Please set down every entry below exactly as given.

□ □ □

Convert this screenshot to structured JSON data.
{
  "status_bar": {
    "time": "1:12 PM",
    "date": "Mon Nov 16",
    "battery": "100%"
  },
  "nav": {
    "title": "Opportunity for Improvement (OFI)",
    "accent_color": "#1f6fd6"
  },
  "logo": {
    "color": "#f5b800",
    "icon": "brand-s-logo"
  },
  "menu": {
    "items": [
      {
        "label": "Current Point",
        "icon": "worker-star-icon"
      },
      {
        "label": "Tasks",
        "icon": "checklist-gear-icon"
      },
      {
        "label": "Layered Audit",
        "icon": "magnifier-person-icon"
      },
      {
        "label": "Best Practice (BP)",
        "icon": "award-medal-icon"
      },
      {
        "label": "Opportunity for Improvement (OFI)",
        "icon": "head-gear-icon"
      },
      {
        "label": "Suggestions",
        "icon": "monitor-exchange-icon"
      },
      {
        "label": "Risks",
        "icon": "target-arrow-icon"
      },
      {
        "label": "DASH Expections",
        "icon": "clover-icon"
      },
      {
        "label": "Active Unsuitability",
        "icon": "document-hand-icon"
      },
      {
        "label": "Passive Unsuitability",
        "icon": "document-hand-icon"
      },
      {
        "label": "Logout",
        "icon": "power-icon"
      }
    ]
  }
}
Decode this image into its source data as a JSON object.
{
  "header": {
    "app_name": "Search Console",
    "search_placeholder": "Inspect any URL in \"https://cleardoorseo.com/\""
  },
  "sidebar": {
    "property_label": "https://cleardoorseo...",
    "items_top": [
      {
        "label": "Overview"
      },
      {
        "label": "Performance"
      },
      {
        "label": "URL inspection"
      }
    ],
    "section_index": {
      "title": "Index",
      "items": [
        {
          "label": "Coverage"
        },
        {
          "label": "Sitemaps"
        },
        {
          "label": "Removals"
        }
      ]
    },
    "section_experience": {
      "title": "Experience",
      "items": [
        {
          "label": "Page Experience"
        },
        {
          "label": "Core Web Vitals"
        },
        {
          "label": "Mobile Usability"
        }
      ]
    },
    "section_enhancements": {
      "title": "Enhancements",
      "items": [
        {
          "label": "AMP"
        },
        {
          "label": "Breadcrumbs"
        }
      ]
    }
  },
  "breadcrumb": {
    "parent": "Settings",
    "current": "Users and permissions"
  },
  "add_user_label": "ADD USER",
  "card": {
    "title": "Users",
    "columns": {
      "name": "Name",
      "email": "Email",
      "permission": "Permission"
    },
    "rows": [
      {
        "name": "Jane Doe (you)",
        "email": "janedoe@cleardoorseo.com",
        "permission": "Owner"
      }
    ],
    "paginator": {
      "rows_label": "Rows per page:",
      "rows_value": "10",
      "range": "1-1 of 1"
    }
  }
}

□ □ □

- Answer below
Convert this screenshot to structured JSON data.
{
  "status_bar": {
    "time": "1:12 PM",
    "date": "Mon Nov 16",
    "battery": "100%"
  },
  "nav": {
    "title": "Opportunity for Improvement (OFI)",
    "accent_color": "#1f6fd6"
  },
  "logo": {
    "color": "#f5b800",
    "icon": "brand-s-logo"
  },
  "menu": {
    "items": [
      {
        "label": "Current Point",
        "icon": "worker-star-icon"
      },
      {
        "label": "Tasks",
        "icon": "checklist-gear-icon"
      },
      {
        "label": "Layered Audit",
        "icon": "magnifier-person-icon"
      },
      {
        "label": "Best Practice (BP)",
        "icon": "award-medal-icon"
      },
      {
        "label": "Opportunity for Improvement (OFI)",
        "icon": "head-gear-icon"
      },
      {
        "label": "Suggestions",
        "icon": "monitor-exchange-icon"
      },
      {
        "label": "Risks",
        "icon": "target-arrow-icon"
      },
      {
        "label": "DASH Expections",
        "icon": "clover-icon"
      },
      {
        "label": "Active Unsuitability",
        "icon": "document-hand-icon"
      },
      {
        "label": "Passive Unsuitability",
        "icon": "document-hand-icon"
      },
      {
        "label": "Logout",
        "icon": "power-icon"
      }
    ]
  }
}
Decode this image into its source data as a JSON object.
{
  "header": {
    "app_name": "Search Console",
    "search_placeholder": "Inspect any URL in \"https://cleardoorseo.com/\""
  },
  "sidebar": {
    "property_label": "https://cleardoorseo...",
    "items_top": [
      {
        "label": "Overview"
      },
      {
        "label": "Performance"
      },
      {
        "label": "URL inspection"
      }
    ],
    "section_index": {
      "title": "Index",
      "items": [
        {
          "label": "Coverage"
        },
        {
          "label": "Sitemaps"
        },
        {
          "label": "Removals"
        }
      ]
    },
    "section_experience": {
      "title": "Experience",
      "items": [
        {
          "label": "Page Experience"
        },
        {
          "label": "Core Web Vitals"
        },
        {
          "label": "Mobile Usability"
        }
      ]
    },
    "section_enhancements": {
      "title": "Enhancements",
      "items": [
        {
          "label": "AMP"
        },
        {
          "label": "Breadcrumbs"
        }
      ]
    }
  },
  "breadcrumb": {
    "parent": "Settings",
    "current": "Users and permissions"
  },
  "add_user_label": "ADD USER",
  "card": {
    "title": "Users",
    "columns": {
      "name": "Name",
      "email": "Email",
      "permission": "Permission"
    },
    "rows": [
      {
        "name": "Jane Doe (you)",
        "email": "janedoe@cleardoorseo.com",
        "permission": "Owner"
      }
    ],
    "paginator": {
      "rows_label": "Rows per page:",
      "rows_value": "10",
      "range": "1-1 of 1"
    }
  }
}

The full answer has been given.